*** MATERIAL SHOWN

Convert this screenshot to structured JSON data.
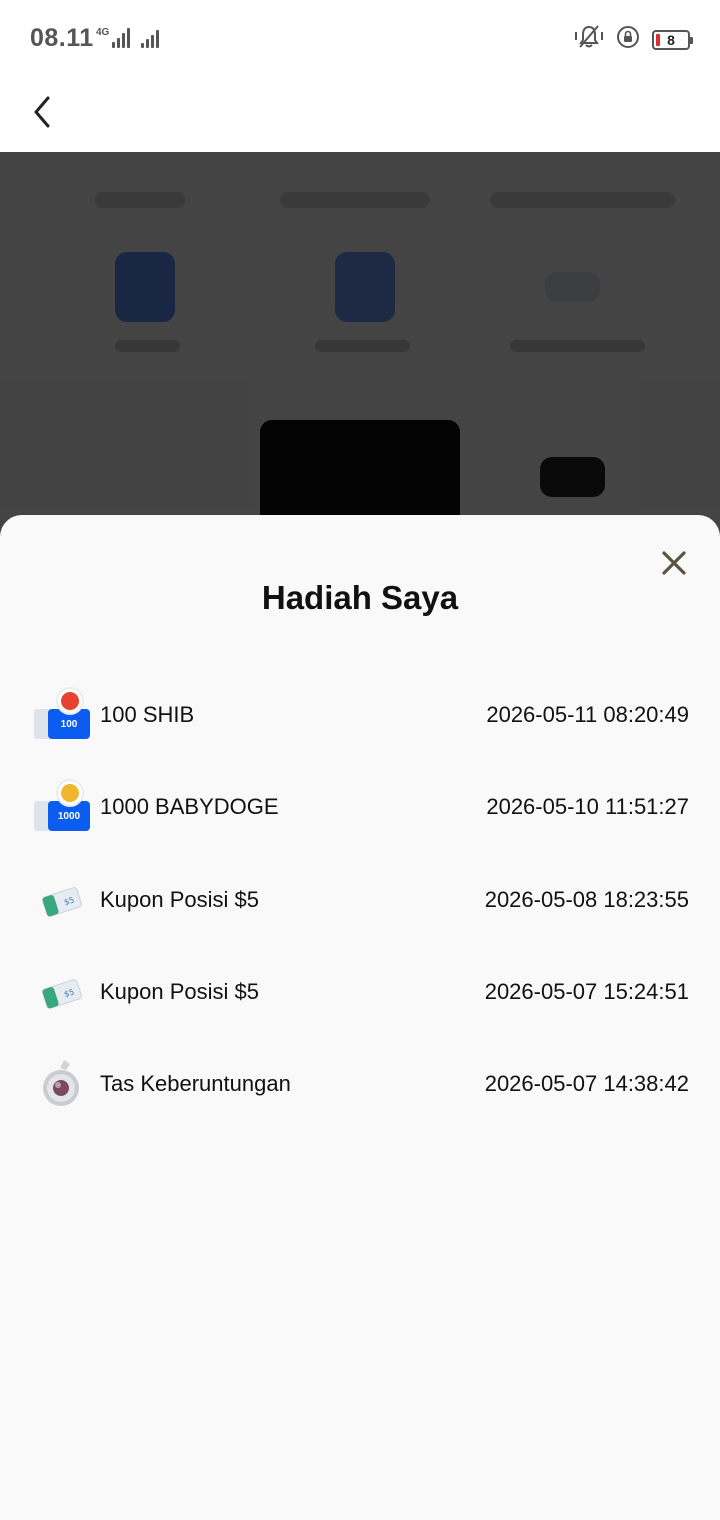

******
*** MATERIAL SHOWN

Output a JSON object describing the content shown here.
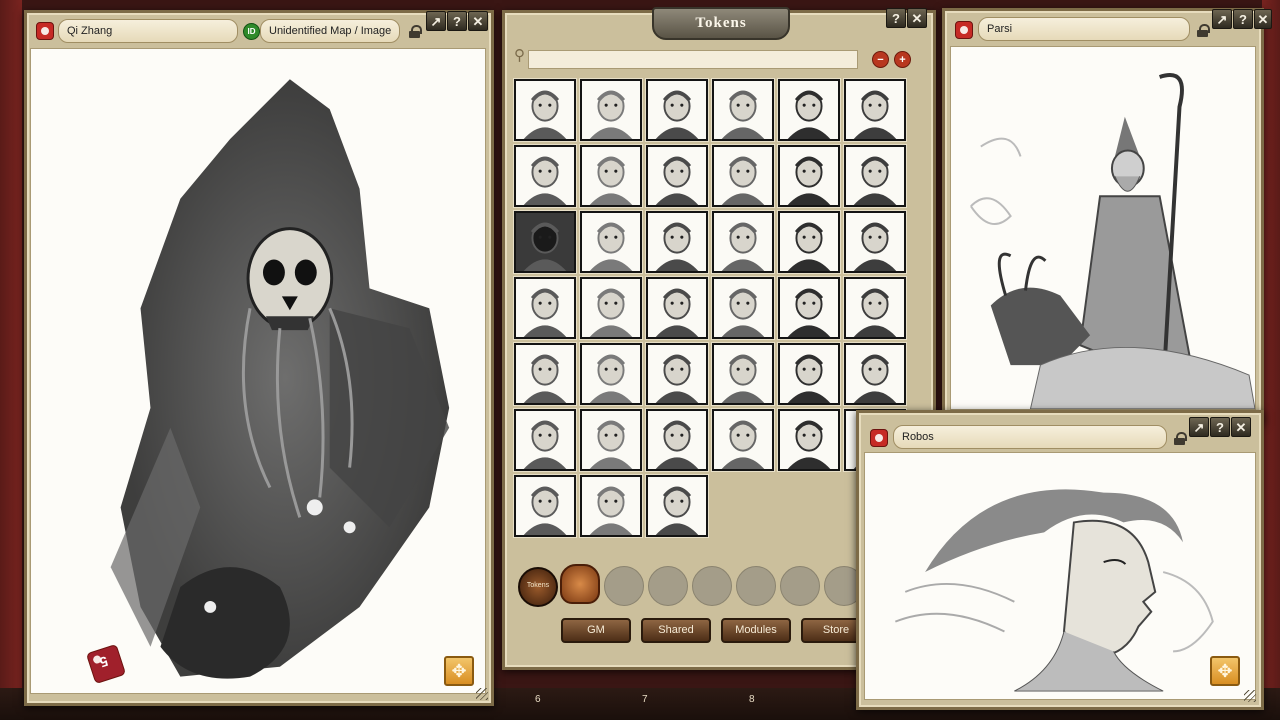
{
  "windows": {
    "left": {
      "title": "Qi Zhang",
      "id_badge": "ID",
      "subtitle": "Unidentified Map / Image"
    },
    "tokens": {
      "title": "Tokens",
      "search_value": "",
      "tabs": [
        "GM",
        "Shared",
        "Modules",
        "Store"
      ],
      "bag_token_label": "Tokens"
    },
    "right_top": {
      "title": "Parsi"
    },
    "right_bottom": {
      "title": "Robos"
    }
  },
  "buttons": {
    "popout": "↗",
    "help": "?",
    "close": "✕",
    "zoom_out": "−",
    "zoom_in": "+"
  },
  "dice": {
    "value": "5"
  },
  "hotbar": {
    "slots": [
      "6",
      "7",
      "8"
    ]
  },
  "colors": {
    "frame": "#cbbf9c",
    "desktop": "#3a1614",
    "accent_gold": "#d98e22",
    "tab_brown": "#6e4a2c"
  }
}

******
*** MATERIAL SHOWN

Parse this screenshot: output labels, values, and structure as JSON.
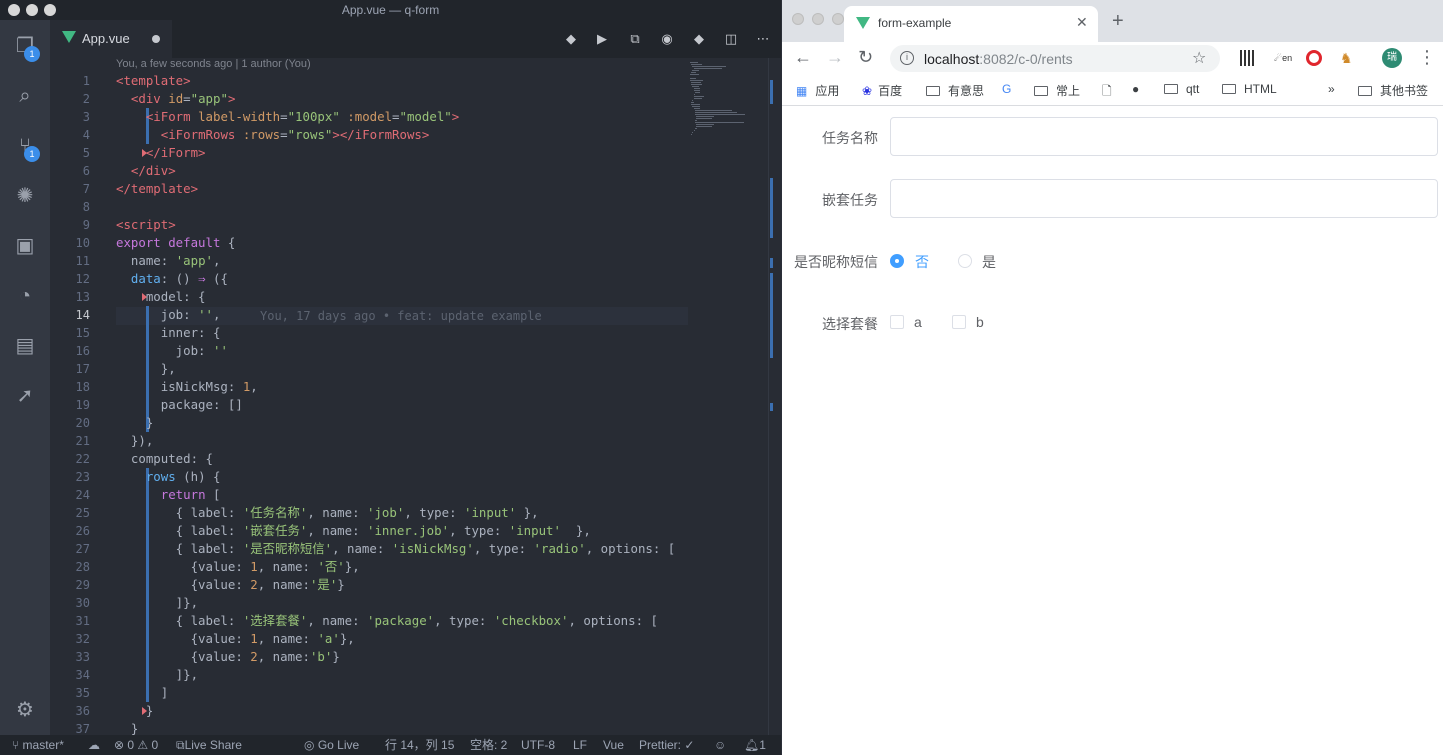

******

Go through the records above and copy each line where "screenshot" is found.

Convert this screenshot to structured JSON data.
Parse this screenshot: output labels, values, and structure as JSON.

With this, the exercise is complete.